Marketers seem to have quickly caught on that many Americans might want to consume kale without being forced to taste, chew, and swallow a significant amount of it. A 2017 analysis from Nielsen identified eight areas in which sales of products containing the vegetable had grown significantly in the previous year, and many of them—snacks, pasta sauces, and deli dips, for example—are prepared foods in which kale’s characteristics can be masked. Sales of vitamins and supplements with kale in them also more than doubled, even though desiccated kale powder is basically devoid of the nutrients that make the full plant good for you. The most explosive growth for kale products happened in baby foods, the sales of which nearly quadrupled. The Americans eating kale most consistently, in other words, might be those who literally have things spoon-fed to them, with no say in the matter.

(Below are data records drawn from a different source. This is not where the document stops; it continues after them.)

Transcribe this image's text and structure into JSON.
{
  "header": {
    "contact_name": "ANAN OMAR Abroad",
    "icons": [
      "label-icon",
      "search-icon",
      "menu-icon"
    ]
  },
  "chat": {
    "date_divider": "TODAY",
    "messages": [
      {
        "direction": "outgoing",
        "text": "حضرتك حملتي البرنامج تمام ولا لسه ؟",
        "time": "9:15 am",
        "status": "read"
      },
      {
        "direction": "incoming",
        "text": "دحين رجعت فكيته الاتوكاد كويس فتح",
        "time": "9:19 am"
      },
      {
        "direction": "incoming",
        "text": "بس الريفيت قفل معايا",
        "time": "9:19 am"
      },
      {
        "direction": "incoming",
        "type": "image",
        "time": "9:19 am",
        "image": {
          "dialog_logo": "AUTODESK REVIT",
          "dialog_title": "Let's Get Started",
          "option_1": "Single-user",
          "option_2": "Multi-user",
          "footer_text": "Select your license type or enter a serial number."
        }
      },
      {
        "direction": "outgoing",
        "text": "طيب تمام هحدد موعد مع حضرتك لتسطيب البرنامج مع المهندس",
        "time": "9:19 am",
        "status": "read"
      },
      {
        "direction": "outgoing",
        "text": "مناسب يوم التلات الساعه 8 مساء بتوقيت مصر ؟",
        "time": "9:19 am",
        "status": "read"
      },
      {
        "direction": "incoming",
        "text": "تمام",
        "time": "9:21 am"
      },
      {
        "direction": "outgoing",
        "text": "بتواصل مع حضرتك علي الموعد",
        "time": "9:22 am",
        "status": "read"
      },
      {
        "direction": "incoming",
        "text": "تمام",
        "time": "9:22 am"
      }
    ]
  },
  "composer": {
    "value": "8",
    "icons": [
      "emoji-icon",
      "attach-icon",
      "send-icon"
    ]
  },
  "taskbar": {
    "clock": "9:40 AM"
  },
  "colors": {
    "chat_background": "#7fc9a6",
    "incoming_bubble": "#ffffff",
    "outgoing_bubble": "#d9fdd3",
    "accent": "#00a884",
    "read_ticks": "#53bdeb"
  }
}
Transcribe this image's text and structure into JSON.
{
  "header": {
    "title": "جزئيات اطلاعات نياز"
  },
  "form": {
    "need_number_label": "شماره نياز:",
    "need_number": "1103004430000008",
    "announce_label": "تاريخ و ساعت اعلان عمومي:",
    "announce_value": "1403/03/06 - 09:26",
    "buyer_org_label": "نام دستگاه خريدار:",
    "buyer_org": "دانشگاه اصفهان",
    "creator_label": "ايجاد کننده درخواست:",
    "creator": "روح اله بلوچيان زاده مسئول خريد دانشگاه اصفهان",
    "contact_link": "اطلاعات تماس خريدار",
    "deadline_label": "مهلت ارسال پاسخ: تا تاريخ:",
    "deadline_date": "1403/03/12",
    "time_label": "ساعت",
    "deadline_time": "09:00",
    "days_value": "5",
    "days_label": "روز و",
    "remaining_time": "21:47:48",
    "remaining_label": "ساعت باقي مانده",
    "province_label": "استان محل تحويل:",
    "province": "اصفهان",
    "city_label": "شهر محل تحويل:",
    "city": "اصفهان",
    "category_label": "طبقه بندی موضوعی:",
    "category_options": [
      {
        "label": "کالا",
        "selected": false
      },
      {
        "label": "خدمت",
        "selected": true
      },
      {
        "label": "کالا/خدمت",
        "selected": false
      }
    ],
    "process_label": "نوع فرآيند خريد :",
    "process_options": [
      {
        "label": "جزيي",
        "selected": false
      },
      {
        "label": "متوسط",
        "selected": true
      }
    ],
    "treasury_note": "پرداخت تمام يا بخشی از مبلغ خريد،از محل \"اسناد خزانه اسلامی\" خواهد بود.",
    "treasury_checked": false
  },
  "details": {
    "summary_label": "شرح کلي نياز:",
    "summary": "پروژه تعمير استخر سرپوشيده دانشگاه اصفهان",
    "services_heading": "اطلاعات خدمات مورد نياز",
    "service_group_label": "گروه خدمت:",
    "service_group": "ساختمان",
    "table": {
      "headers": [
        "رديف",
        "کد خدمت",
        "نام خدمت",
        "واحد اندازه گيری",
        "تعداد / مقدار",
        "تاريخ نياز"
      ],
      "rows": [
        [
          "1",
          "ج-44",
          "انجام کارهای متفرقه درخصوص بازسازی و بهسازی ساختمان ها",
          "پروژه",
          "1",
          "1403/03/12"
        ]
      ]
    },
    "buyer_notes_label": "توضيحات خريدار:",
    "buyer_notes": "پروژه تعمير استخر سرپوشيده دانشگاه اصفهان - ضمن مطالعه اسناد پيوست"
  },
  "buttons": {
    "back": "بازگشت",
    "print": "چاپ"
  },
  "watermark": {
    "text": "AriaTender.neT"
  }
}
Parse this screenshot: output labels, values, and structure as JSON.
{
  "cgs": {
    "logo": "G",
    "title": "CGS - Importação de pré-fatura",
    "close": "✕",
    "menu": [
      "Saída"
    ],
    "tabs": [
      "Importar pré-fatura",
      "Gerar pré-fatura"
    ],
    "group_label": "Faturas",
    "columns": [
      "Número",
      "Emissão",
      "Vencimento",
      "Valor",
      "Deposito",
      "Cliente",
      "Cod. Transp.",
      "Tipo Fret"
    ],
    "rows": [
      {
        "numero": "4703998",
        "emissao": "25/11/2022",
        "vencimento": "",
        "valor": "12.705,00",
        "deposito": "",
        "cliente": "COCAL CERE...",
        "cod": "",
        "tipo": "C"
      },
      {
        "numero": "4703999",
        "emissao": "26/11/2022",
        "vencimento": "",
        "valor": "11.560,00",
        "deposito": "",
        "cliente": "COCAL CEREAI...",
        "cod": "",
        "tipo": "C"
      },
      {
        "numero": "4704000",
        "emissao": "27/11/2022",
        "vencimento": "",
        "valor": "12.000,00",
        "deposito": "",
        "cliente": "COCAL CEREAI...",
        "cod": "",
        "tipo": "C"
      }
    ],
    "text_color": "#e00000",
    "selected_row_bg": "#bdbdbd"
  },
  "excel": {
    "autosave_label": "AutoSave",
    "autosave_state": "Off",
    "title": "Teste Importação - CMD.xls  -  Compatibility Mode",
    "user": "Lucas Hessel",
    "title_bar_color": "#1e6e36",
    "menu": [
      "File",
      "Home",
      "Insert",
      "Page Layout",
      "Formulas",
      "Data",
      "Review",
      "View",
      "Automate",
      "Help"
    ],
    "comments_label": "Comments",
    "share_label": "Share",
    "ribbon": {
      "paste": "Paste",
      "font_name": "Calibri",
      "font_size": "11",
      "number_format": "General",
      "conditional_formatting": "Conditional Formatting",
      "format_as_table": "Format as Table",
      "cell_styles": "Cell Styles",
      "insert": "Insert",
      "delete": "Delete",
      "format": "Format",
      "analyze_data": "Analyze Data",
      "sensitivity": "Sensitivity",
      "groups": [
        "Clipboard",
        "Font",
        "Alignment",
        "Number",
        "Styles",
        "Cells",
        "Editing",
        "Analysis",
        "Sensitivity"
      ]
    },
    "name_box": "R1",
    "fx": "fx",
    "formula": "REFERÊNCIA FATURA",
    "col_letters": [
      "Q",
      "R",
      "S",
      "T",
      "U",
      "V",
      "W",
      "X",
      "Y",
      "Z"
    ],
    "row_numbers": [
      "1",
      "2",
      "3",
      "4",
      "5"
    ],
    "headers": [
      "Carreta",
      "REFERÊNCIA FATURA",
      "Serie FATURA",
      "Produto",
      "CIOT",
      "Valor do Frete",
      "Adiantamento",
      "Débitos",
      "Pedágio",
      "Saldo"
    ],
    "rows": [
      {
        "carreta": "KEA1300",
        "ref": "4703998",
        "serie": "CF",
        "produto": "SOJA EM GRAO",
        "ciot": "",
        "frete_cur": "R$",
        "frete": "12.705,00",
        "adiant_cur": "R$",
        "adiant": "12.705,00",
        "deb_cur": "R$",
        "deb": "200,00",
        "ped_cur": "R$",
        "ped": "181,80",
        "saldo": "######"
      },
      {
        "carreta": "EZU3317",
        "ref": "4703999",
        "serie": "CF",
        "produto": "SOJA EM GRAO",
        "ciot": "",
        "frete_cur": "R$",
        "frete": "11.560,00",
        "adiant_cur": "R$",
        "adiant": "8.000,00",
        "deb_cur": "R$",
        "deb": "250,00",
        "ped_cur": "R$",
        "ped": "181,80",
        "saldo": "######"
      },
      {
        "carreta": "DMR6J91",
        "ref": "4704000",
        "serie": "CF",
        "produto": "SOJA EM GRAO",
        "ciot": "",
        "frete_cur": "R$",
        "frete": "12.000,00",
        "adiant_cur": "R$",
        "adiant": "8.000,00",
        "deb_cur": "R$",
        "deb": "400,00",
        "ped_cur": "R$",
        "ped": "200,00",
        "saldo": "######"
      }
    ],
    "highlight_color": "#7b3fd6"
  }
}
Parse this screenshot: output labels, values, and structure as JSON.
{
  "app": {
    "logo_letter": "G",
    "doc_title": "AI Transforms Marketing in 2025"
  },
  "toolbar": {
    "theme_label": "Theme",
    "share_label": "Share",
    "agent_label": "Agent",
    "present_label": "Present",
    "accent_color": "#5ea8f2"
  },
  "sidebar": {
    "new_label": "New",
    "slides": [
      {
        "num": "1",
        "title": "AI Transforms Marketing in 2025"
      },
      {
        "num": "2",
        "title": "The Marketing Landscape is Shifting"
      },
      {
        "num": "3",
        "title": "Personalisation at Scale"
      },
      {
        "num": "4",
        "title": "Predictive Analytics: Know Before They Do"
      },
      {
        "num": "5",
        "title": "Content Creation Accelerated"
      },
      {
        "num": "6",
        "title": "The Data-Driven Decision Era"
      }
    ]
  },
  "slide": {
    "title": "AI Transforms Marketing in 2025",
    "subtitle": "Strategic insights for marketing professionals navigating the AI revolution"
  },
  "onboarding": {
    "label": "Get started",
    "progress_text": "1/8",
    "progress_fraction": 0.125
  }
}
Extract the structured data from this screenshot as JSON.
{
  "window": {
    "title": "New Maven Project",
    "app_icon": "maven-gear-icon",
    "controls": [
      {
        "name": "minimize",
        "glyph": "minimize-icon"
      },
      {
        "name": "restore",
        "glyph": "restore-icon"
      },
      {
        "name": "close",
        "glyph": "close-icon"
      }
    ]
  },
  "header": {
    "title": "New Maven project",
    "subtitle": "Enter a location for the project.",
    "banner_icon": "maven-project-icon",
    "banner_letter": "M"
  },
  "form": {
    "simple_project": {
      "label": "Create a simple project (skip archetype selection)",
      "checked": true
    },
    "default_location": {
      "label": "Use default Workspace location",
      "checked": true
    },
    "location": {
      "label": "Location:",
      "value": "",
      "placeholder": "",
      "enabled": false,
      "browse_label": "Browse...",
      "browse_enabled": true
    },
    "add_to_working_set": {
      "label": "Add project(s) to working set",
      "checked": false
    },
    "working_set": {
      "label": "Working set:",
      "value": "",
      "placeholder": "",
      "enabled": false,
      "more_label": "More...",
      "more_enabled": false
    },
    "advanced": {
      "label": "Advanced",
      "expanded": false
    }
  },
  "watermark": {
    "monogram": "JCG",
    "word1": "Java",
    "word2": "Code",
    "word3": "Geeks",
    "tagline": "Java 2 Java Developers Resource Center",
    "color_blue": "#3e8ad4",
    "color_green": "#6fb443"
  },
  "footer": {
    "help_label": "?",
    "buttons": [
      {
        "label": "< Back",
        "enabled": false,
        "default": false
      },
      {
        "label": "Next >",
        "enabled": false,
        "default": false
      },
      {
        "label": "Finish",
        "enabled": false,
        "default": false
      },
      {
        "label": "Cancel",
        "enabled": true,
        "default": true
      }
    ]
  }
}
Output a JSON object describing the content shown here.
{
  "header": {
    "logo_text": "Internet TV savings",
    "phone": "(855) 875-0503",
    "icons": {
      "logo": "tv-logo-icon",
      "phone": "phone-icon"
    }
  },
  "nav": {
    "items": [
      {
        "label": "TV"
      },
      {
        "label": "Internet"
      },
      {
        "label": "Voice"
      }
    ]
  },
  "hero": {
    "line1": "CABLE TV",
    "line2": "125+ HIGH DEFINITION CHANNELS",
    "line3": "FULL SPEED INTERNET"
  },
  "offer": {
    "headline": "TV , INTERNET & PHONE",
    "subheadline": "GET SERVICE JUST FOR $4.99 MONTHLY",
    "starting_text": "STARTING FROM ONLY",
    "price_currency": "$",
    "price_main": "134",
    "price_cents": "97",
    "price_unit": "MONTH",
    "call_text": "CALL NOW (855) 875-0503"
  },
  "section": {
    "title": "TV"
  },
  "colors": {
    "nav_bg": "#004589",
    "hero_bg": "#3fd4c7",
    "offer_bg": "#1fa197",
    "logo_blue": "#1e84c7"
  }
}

Puzzling together the available data creates a picture of a populace with an uneasy relationship with a vegetable whose health reputation is so powerful that people seem to think of it like taking a vitamin. Or maybe the more accurate analogy for eating kale would be flossing—something Americans know is supposed to be good for them, but that’s still annoying and unpleasant. Food trends usually last 10 to 20 years before waning, but if the things people search for and buy are any indication, many Americans seem eager to make it to kale’s cultural finish line. If Beyoncé dancing pantsless in a sweatshirt emblazoned with the word kale can’t persuade the country to get over its aversion to the vegetable, it might be time everyone admitted their true feelings and just went back to spinach.